Available records>
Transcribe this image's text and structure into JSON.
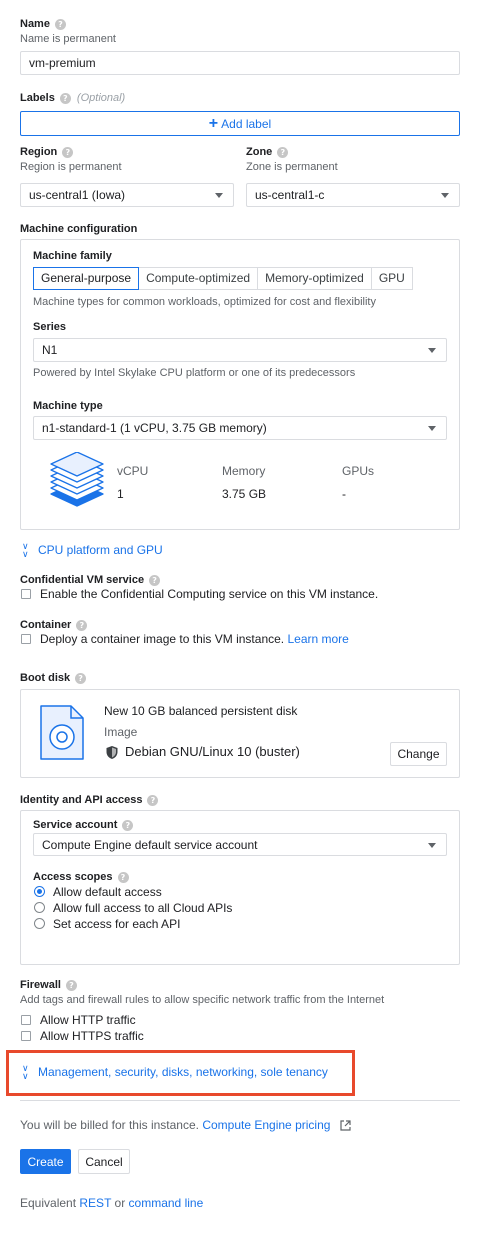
{
  "name": {
    "label": "Name",
    "hint": "Name is permanent",
    "value": "vm-premium"
  },
  "labels": {
    "label": "Labels",
    "optional": "(Optional)",
    "add_label": "Add label"
  },
  "region": {
    "label": "Region",
    "hint": "Region is permanent",
    "value": "us-central1 (Iowa)"
  },
  "zone": {
    "label": "Zone",
    "hint": "Zone is permanent",
    "value": "us-central1-c"
  },
  "machine": {
    "section_label": "Machine configuration",
    "family_label": "Machine family",
    "tabs": [
      "General-purpose",
      "Compute-optimized",
      "Memory-optimized",
      "GPU"
    ],
    "family_desc": "Machine types for common workloads, optimized for cost and flexibility",
    "series_label": "Series",
    "series_value": "N1",
    "series_desc": "Powered by Intel Skylake CPU platform or one of its predecessors",
    "type_label": "Machine type",
    "type_value": "n1-standard-1 (1 vCPU, 3.75 GB memory)",
    "specs": {
      "vcpu_label": "vCPU",
      "vcpu_value": "1",
      "memory_label": "Memory",
      "memory_value": "3.75 GB",
      "gpus_label": "GPUs",
      "gpus_value": "-"
    }
  },
  "cpu_platform": "CPU platform and GPU",
  "confidential": {
    "label": "Confidential VM service",
    "checkbox": "Enable the Confidential Computing service on this VM instance."
  },
  "container": {
    "label": "Container",
    "checkbox": "Deploy a container image to this VM instance.",
    "learn_more": "Learn more"
  },
  "boot_disk": {
    "label": "Boot disk",
    "title": "New 10 GB balanced persistent disk",
    "image_label": "Image",
    "image_value": "Debian GNU/Linux 10 (buster)",
    "change": "Change"
  },
  "identity": {
    "label": "Identity and API access",
    "sa_label": "Service account",
    "sa_value": "Compute Engine default service account",
    "scopes_label": "Access scopes",
    "scopes": [
      "Allow default access",
      "Allow full access to all Cloud APIs",
      "Set access for each API"
    ],
    "selected_scope": 0
  },
  "firewall": {
    "label": "Firewall",
    "desc": "Add tags and firewall rules to allow specific network traffic from the Internet",
    "http": "Allow HTTP traffic",
    "https": "Allow HTTPS traffic"
  },
  "management": "Management, security, disks, networking, sole tenancy",
  "billing": {
    "text": "You will be billed for this instance.",
    "link": "Compute Engine pricing"
  },
  "actions": {
    "create": "Create",
    "cancel": "Cancel"
  },
  "equivalent": {
    "prefix": "Equivalent",
    "rest": "REST",
    "or": "or",
    "cli": "command line"
  },
  "colors": {
    "accent": "#1a73e8",
    "primary_button": "#1a73e8",
    "highlight_border": "#e8492c"
  }
}
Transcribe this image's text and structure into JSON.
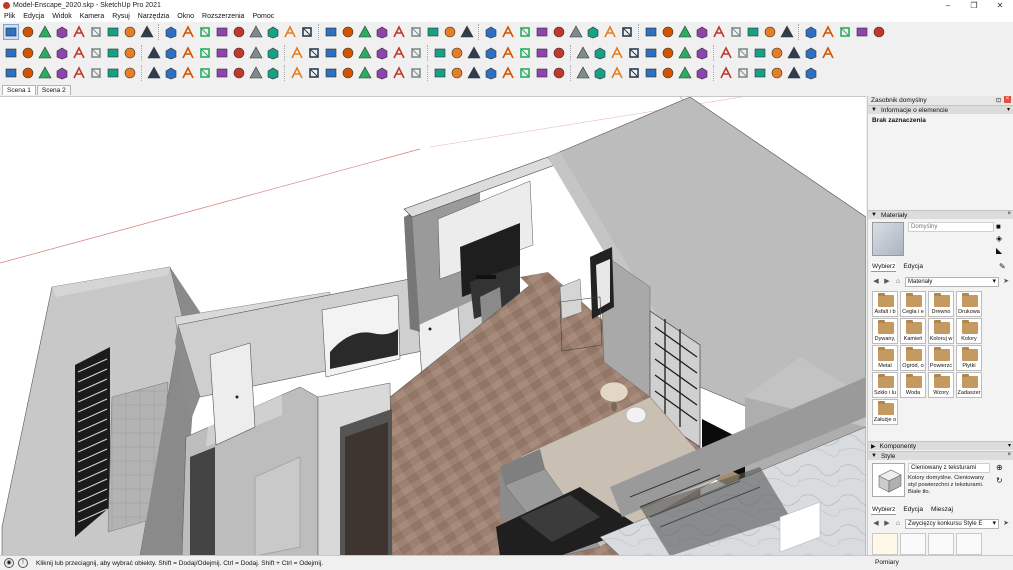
{
  "window": {
    "title": "Model-Enscape_2020.skp - SketchUp Pro 2021",
    "controls": [
      "–",
      "❐",
      "✕"
    ]
  },
  "menu": {
    "items": [
      "Plik",
      "Edycja",
      "Widok",
      "Kamera",
      "Rysuj",
      "Narzędzia",
      "Okno",
      "Rozszerzenia",
      "Pomoc"
    ]
  },
  "toolbars": {
    "row1_icons": [
      "select-icon",
      "eraser-icon",
      "line-icon",
      "line-dropdown-icon",
      "arc-icon",
      "arc-dropdown-icon",
      "shape-icon",
      "shape-dropdown-icon",
      "push-pull-icon",
      "move-icon",
      "rotate-icon",
      "scale-icon",
      "offset-icon",
      "tape-measure-icon",
      "text-icon",
      "paint-bucket-icon",
      "orbit-icon",
      "pan-icon",
      "zoom-icon",
      "zoom-extents-icon",
      "warehouse-icon",
      "extension-warehouse-icon",
      "layout-icon",
      "account-icon",
      "section-plane-icon",
      "axes-icon",
      "dimension-icon",
      "protractor-icon",
      "3d-text-icon",
      "walk-icon",
      "look-around-icon",
      "solid-union-icon",
      "solid-subtract-icon",
      "outer-shell-icon",
      "trim-icon",
      "split-icon",
      "intersect-icon",
      "xray-icon",
      "back-edges-icon",
      "wireframe-icon",
      "hidden-line-icon",
      "shaded-icon",
      "textured-icon",
      "monochrome-icon",
      "iso-view-icon",
      "top-view-icon",
      "front-view-icon",
      "right-view-icon",
      "back-view-icon",
      "left-view-icon"
    ],
    "row2_icons": [
      "select-alt-icon",
      "make-component-icon",
      "make-group-icon",
      "align-left-icon",
      "align-center-icon",
      "align-right-icon",
      "dash-icon",
      "dash-dot-icon",
      "dash-long-icon",
      "grid-icon",
      "grid-2-icon",
      "grid-3-icon",
      "profile-icon",
      "sandbox-icon",
      "smoove-icon",
      "stamp-icon",
      "drape-icon",
      "add-detail-icon",
      "flip-edge-icon",
      "column-icon",
      "table-icon",
      "line-style-icon",
      "line-style-2-icon",
      "line-style-3-icon",
      "pen-icon",
      "eraser-2-icon",
      "red-arrow-icon",
      "red-arrow-2-icon",
      "red-arrow-3-icon",
      "green-arrow-icon",
      "green-arrow-2-icon",
      "green-arrow-3-icon",
      "pink-arrow-icon",
      "pink-arrow-2-icon",
      "sphere-icon",
      "green-sphere-icon",
      "red-sphere-icon",
      "material-icon",
      "material-2-icon",
      "blank-icon",
      "bottle-icon",
      "info-icon",
      "magic-icon",
      "cursor-icon",
      "move-cross-icon",
      "refresh-icon",
      "expand-icon"
    ],
    "row3_icons": [
      "house-orange-icon",
      "house-green-icon",
      "house-blue-icon",
      "house-purple-icon",
      "house-red-icon",
      "flask-icon",
      "cube-outline-icon",
      "cube-outline-2-icon",
      "cube-outline-3-icon",
      "cylinder-icon",
      "wand-icon",
      "gem-icon",
      "hammer-icon",
      "hammer-2-icon",
      "hammer-3-icon",
      "hammer-4-icon",
      "hammer-5-icon",
      "hammer-6-icon",
      "light-bulb-icon",
      "tools-icon",
      "play-icon",
      "stop-icon",
      "prev-icon",
      "hand-icon",
      "pin-icon",
      "crosshair-icon",
      "cube-blue-icon",
      "cube-blue-2-icon",
      "cube-blue-3-icon",
      "gear-orange-icon",
      "window-icon",
      "box-3d-icon",
      "box-3d-2-icon",
      "box-3d-3-icon",
      "rgb-cube-icon",
      "tools-2-icon",
      "brush-icon",
      "paint-icon",
      "leaf-icon",
      "enscape-logo-icon",
      "cube-gold-icon",
      "cube-gold-2-icon",
      "cube-gold-3-icon",
      "frame-icon",
      "frame-2-icon",
      "frame-3-icon"
    ]
  },
  "scenes": {
    "tabs": [
      {
        "label": "Scena 1",
        "active": true
      },
      {
        "label": "Scena 2",
        "active": false
      }
    ]
  },
  "tray": {
    "title": "Zasobnik domyślny",
    "entity_info": {
      "header": "Informacje o elemencie",
      "value": "Brak zaznaczenia"
    },
    "materials": {
      "header": "Materiały",
      "current_name": "Domyślny",
      "tab_select": "Wybierz",
      "tab_edit": "Edycja",
      "library": "Materiały",
      "folders": [
        "Asfalt i b",
        "Cegła i e",
        "Drewno",
        "Drukowa",
        "Dywany,",
        "Kamień",
        "Koloruj w",
        "Kolory",
        "Metal",
        "Ogród, o",
        "Powierzc",
        "Płytki",
        "Szkło i lu",
        "Woda",
        "Wzory",
        "Zadaszer",
        "Załużje o"
      ]
    },
    "components": {
      "header": "Komponenty"
    },
    "styles": {
      "header": "Style",
      "current_name": "Cieniowany z teksturami",
      "description": "Kolory domyślne. Cieniowany styl powierzchni z teksturami. Białe tło.",
      "tab_select": "Wybierz",
      "tab_edit": "Edycja",
      "tab_mix": "Mieszaj",
      "library": "Zwycięzcy konkursu Style E"
    },
    "shadows": {
      "header": "Pomiary"
    }
  },
  "status": {
    "text": "Kliknij lub przeciągnij, aby wybrać obiekty. Shift = Dodaj/Odejmij. Ctrl = Dodaj. Shift + Ctrl = Odejmij."
  },
  "colors": {
    "floor": "#9c8070",
    "wall_top": "#d6d6d6",
    "wall_side": "#8f8f8f",
    "accent_blue": "#2f6fbf"
  }
}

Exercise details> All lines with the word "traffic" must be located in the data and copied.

Solved exercise>
    "desc": "Add tags and firewall rules to allow specific network traffic from the Internet",
    "http": "Allow HTTP traffic",
    "https": "Allow HTTPS traffic"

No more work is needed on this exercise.